* [EXERCISE]:
Find the word "Mission" in the records and copy every line where it occurs.

------------------------------------------------------------

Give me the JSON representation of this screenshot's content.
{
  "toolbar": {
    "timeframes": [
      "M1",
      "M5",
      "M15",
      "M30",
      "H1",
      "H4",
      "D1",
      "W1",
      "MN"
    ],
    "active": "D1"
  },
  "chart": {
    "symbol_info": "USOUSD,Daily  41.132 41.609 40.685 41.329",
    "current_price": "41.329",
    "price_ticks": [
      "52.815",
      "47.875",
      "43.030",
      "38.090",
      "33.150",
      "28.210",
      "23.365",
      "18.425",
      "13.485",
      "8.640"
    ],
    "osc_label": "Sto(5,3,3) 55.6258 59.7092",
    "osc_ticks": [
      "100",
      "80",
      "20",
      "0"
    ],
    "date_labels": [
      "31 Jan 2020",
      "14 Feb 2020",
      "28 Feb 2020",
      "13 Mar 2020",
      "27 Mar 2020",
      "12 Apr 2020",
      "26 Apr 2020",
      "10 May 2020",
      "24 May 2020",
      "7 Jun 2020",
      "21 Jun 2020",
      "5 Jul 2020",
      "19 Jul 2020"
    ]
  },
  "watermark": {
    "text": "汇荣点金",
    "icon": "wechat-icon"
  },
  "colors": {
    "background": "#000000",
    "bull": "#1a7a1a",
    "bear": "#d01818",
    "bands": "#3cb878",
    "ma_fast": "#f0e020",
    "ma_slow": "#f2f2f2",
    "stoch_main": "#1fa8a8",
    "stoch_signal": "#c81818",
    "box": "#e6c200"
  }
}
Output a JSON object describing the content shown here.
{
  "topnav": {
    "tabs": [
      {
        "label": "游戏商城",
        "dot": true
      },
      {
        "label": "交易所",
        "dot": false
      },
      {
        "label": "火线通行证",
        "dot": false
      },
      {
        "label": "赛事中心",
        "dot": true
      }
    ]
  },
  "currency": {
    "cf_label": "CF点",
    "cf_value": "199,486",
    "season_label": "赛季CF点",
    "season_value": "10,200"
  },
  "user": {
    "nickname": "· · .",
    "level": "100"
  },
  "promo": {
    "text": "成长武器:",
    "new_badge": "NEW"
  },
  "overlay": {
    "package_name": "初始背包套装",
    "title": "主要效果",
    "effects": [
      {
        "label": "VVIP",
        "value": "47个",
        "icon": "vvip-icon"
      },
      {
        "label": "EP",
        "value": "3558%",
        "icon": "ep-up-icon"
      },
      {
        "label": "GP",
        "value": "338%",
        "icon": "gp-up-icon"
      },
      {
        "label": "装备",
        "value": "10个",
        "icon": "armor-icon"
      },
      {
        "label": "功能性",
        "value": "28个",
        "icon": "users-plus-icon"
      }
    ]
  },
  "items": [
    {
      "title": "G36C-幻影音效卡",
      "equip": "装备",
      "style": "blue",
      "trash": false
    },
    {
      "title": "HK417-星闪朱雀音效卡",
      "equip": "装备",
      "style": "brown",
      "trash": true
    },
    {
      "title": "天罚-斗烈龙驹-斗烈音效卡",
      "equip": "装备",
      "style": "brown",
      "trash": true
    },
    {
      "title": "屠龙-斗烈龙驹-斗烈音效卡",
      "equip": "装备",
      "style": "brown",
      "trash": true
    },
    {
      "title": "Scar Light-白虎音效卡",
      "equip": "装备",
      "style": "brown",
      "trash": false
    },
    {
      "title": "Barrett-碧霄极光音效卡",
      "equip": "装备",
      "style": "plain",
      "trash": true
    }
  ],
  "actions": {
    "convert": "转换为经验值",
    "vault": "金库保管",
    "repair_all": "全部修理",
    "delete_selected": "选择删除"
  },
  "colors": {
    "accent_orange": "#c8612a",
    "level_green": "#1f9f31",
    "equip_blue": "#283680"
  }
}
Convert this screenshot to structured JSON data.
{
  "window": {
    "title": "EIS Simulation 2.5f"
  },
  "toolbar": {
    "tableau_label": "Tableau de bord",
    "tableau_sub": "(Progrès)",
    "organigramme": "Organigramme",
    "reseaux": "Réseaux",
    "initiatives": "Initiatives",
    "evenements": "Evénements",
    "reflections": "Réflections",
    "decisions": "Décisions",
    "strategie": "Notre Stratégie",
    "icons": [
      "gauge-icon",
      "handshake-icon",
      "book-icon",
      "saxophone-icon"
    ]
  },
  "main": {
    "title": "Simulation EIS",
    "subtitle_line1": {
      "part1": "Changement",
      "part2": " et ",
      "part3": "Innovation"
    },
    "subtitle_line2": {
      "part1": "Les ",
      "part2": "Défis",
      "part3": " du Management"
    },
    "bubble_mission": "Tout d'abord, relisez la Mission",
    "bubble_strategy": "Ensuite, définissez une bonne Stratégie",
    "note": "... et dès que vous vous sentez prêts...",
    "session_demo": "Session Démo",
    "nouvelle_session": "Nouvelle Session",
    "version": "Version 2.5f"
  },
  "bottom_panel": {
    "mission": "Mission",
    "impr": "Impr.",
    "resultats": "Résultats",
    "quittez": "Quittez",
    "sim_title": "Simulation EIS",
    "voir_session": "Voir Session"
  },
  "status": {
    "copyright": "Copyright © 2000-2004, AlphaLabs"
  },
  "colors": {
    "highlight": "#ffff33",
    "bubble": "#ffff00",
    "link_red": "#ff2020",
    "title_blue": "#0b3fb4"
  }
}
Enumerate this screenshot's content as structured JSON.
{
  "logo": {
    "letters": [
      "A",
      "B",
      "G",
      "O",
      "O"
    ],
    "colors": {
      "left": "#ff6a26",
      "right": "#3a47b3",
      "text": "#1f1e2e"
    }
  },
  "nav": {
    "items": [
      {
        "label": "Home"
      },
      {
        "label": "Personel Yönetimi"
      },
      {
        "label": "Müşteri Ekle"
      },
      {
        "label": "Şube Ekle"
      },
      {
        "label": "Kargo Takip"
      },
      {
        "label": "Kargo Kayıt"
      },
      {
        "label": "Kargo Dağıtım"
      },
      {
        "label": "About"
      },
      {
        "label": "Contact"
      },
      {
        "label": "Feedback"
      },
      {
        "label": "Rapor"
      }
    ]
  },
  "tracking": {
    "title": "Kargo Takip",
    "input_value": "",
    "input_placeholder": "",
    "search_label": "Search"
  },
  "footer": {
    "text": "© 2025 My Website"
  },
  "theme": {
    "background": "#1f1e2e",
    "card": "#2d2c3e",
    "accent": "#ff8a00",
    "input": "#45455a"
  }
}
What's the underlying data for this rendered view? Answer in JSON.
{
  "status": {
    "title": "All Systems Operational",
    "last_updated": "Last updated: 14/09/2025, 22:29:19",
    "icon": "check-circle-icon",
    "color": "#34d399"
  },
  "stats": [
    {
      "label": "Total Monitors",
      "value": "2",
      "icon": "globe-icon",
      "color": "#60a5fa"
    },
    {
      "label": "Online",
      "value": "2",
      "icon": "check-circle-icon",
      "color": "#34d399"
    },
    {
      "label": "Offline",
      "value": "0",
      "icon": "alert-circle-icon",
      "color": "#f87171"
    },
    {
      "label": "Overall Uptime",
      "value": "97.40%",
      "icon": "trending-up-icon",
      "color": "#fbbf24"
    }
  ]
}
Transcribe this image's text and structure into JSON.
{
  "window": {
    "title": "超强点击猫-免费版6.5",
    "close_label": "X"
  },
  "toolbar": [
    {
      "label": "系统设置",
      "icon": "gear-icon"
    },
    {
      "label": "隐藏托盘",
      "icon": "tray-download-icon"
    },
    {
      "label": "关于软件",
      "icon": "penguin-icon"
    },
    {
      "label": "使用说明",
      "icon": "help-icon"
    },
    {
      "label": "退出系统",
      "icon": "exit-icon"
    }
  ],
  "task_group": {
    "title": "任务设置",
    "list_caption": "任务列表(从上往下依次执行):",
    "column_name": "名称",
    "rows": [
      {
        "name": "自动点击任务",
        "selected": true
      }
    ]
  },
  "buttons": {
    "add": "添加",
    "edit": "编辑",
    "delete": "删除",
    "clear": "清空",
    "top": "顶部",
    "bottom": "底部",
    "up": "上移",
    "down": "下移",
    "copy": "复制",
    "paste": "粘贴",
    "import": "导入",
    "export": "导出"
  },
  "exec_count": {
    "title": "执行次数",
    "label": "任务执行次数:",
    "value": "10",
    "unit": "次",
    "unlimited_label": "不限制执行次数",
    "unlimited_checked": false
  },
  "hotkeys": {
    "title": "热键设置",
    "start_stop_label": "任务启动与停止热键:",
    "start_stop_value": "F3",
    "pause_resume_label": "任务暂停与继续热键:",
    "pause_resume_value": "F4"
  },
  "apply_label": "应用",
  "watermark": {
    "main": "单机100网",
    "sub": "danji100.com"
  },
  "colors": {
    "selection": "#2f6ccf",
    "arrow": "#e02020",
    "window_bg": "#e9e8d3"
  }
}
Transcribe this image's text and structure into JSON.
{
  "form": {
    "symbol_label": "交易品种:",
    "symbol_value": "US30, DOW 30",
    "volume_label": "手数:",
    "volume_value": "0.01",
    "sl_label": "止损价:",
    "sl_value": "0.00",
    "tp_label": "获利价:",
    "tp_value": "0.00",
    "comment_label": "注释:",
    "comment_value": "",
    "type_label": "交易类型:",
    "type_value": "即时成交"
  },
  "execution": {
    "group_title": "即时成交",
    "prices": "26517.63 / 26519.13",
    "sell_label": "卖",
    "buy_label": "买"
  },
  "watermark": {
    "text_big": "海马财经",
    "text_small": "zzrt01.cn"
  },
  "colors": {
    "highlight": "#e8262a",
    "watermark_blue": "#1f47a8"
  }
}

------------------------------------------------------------

* [SOLUTION FOR THIS EXERCISE]:
    "bubble_mission": "Tout d'abord, relisez la Mission",
    "mission": "Mission",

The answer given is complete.